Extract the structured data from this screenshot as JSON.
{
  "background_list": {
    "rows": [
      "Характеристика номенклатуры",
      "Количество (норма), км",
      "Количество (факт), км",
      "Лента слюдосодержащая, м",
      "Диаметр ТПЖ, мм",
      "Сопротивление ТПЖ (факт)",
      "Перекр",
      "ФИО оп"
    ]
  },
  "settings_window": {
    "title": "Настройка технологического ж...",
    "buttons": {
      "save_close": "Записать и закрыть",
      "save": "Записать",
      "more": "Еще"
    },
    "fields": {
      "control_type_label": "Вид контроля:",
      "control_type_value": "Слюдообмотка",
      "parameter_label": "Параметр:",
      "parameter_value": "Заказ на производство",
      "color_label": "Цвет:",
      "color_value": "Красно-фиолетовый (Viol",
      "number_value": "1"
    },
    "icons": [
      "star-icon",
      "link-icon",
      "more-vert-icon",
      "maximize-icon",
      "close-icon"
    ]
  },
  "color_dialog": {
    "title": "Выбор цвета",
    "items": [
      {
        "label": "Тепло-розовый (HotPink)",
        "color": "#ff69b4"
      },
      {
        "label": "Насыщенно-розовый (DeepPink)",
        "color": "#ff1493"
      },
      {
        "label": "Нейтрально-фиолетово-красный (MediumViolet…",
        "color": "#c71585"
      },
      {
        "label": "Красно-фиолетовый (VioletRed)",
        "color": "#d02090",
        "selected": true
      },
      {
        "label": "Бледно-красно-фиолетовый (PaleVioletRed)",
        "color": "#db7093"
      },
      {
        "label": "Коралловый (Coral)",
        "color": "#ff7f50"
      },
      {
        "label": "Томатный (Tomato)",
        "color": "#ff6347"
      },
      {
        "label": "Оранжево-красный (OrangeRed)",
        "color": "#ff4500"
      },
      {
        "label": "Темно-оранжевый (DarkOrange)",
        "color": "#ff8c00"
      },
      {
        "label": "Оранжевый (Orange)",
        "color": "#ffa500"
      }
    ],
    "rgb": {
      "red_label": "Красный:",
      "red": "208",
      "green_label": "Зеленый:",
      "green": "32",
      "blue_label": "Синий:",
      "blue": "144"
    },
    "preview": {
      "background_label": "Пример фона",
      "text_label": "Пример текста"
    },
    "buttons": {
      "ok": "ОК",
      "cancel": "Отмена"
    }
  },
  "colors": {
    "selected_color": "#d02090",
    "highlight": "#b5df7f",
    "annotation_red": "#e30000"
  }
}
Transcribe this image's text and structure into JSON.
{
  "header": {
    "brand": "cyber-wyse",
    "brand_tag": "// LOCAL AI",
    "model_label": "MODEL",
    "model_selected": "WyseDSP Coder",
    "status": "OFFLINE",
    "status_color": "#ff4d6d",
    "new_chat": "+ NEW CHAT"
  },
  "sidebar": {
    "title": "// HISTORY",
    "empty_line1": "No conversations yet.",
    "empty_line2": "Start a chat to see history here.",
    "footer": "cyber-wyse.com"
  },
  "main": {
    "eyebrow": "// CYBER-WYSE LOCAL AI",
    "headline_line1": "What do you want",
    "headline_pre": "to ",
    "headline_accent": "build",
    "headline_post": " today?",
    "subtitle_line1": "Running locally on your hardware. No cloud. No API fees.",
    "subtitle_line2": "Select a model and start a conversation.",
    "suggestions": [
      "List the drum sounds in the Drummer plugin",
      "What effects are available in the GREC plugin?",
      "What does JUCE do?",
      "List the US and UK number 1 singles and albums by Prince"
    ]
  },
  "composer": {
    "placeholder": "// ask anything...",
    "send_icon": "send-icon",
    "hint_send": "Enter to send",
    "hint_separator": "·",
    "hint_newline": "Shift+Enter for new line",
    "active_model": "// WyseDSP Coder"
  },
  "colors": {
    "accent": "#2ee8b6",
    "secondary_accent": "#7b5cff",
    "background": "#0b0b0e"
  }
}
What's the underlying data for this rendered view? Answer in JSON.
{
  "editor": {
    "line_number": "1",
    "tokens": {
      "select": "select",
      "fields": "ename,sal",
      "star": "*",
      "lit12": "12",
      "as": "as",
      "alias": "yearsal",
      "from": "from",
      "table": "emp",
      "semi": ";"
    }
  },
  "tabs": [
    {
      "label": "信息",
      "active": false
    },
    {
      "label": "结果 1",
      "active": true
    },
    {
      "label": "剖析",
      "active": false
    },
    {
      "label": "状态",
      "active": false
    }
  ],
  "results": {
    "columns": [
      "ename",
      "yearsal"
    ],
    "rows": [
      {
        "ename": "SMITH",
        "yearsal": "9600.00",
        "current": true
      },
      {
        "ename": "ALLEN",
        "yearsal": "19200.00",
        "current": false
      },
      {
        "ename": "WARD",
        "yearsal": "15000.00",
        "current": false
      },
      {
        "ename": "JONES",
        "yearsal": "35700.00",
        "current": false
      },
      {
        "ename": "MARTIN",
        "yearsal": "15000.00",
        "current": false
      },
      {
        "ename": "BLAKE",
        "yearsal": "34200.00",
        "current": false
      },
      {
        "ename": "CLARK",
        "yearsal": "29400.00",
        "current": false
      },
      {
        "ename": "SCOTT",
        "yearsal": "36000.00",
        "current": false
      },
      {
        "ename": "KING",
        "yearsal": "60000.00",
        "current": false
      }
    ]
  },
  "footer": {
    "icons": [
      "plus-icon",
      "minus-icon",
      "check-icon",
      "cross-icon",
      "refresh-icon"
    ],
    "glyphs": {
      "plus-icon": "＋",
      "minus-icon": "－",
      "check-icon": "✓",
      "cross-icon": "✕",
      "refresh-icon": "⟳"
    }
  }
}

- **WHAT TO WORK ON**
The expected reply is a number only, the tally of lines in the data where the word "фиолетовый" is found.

- **OUTPUT BELOW**
3